human evolution
© AMNH/R. Mickens
It's one thing to be expected to believe an orthodoxy, another to be expected to believe that the current revolution of a whirligig represents some ultimate reality:
Until recently, the story of our origins was thought to be settled: Homo sapiens evolved in eastern Africa about 150,000 years ago, became capable of modern behaviour some 60,000 years ago and then swept out of Africa to colonise the world, completely replacing any archaic humans they encountered. But new fossils, tools and analyses of ancient and modern genomes are tearing apart that neat tale. The Jebel Irhoud skull has turned out to be a key to a new, slowly emerging paradigm. With the dust yet fully to settle, the question now is how many, if any, of our old assumptions still hold.

Graham Lawton, "Human evolution: The astounding new story of the origin of our species" at New Scientist
The long article behind the paywall refers to the "increasingly outdated concept of what constitutes a species," "just one of dozens of competing definitions." Increasingly outdated and uncertain, yes. But remember, the Darwin revolution was about — wait for it! — On the Origin of Species. It is a measure of the stagnation of science journalism that Darwinism is still considered "evolution" when even basic reporting cannot portray it that way any more.
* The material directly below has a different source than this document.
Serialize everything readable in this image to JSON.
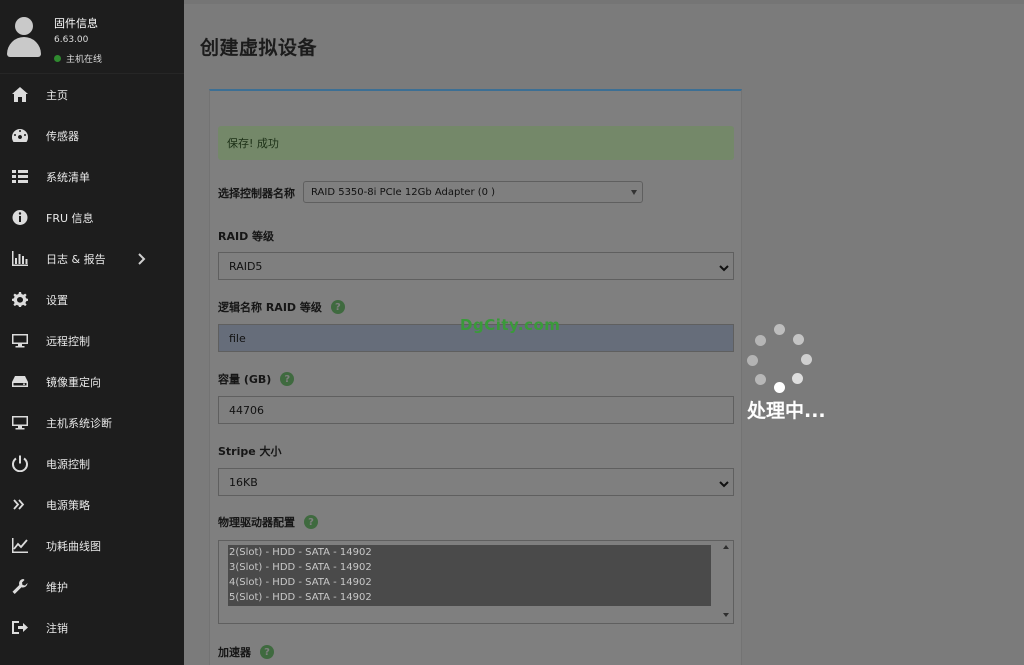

What we are really being asked to believe is that our betters should do our thinking for us, irrespective of outcomes. Much depends on whether we believe that.